By Theophilus Ikpome
Reactions have continued to trail OECD’s latest report on climate finance released today.
Published on Wednesday, the report, Climate Finance in 2013-14 and the USD 100 billion goal, claims that “significant progress” is being made towards the goal of $100 billion by 2020 as rich countries have provided a total of US$62 billion in 2014 to tackle and adapt to climate change in poor countries, up from US$52 billion in 2013.
With the goal to reach an annual US$100 billion in climate finance by 2020, the findings “paint an encouraging picture of progress,” said OECD Secretary-General Angel Gurría.
In a swift reaction, ActionAid’s Senior Policy Analyst Brandon Wu, a climate finance expert and the developed country NGO representative to the Board of the Green Climate Fund, said “the claims made in the OECD report are misleading. Counting export credits, the full value of loans, and private investments as climate finance does not serve the needs of people affected by climate change. It only serves the needs of rich country governments that are failing to meet their obligations.
“The primary objective of climate finance is to benefit developing countries and support their climate action. Yet the large majority of the OECD’s $60 billion estimate are in the form of export credits, the full value of both concessional and market-rate loans, and private investment. The ultimate beneficiaries of these forms of finance are actors in rich countries – not developing countries, much less poor and vulnerable communities” he said.
“If we really care about climate change and the devastating impacts it’s having on the world’s poorest and most vulnerable people, we need to make sure climate finance gets to the people who need it most. The amounts committed to date fall far short of what’s needed, and accounting tricks won’t change that” Wu added.
“We welcome that OECD governments are saying they still intend to reach the $100 billion goal. But dodgy accounting to make rich countries look good won’t help prevent disaster for poor countries and their people,” Wu concluded.
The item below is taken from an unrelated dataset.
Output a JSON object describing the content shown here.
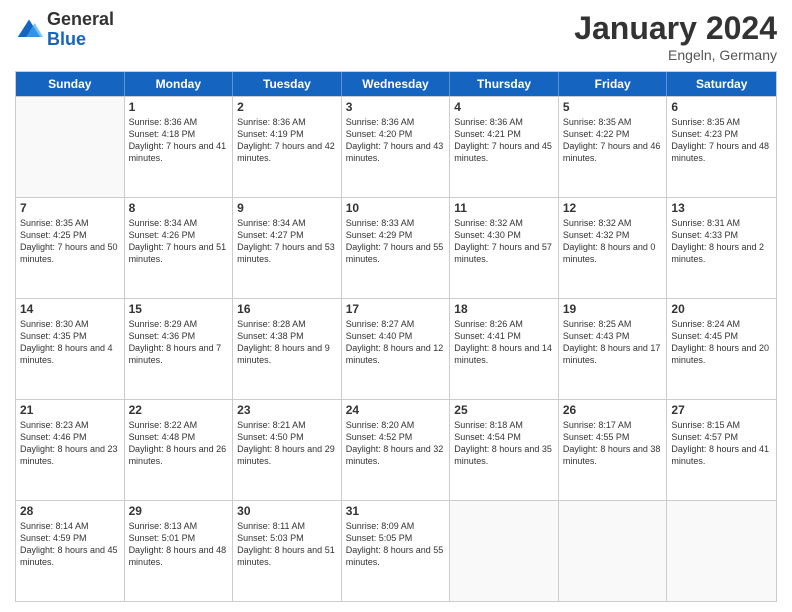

The OECD report acknowledges that only 16 percent of its own $60 billion figure went to adaptation finance, illustrating a further gap in support for the poorest and most vulnerable as they struggle to cope with increasingly severe climate impacts.